Excerpts from an interface dataset
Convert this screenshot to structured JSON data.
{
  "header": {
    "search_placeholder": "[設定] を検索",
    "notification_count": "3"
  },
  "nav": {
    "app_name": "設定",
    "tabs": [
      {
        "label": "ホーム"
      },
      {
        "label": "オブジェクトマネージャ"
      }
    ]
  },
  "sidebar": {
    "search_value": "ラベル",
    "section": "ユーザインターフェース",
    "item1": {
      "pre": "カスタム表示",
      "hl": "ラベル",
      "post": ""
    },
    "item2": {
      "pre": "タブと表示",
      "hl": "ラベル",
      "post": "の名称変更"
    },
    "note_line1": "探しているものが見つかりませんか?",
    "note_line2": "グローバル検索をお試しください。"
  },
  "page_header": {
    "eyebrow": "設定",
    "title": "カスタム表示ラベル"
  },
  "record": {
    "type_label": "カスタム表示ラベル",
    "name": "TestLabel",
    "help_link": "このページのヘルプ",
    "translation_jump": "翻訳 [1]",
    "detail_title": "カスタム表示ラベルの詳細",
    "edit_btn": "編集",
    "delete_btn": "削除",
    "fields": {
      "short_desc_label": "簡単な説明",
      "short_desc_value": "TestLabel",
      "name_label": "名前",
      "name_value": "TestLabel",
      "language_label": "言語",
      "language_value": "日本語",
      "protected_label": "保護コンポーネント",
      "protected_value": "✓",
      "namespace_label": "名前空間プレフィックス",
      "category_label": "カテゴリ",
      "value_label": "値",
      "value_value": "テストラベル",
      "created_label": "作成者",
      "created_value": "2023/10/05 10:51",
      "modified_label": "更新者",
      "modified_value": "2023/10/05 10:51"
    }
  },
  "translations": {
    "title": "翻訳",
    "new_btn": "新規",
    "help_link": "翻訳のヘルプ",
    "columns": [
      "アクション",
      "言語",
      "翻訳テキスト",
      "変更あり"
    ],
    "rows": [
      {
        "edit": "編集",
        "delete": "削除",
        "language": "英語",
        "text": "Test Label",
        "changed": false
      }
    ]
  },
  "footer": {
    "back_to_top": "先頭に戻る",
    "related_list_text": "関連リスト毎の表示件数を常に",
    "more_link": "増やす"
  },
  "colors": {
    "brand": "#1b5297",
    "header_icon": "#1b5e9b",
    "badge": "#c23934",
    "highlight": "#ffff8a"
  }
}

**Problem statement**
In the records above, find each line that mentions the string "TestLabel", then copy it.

**Response to this task**
    "name": "TestLabel",
      "short_desc_value": "TestLabel",
      "name_value": "TestLabel",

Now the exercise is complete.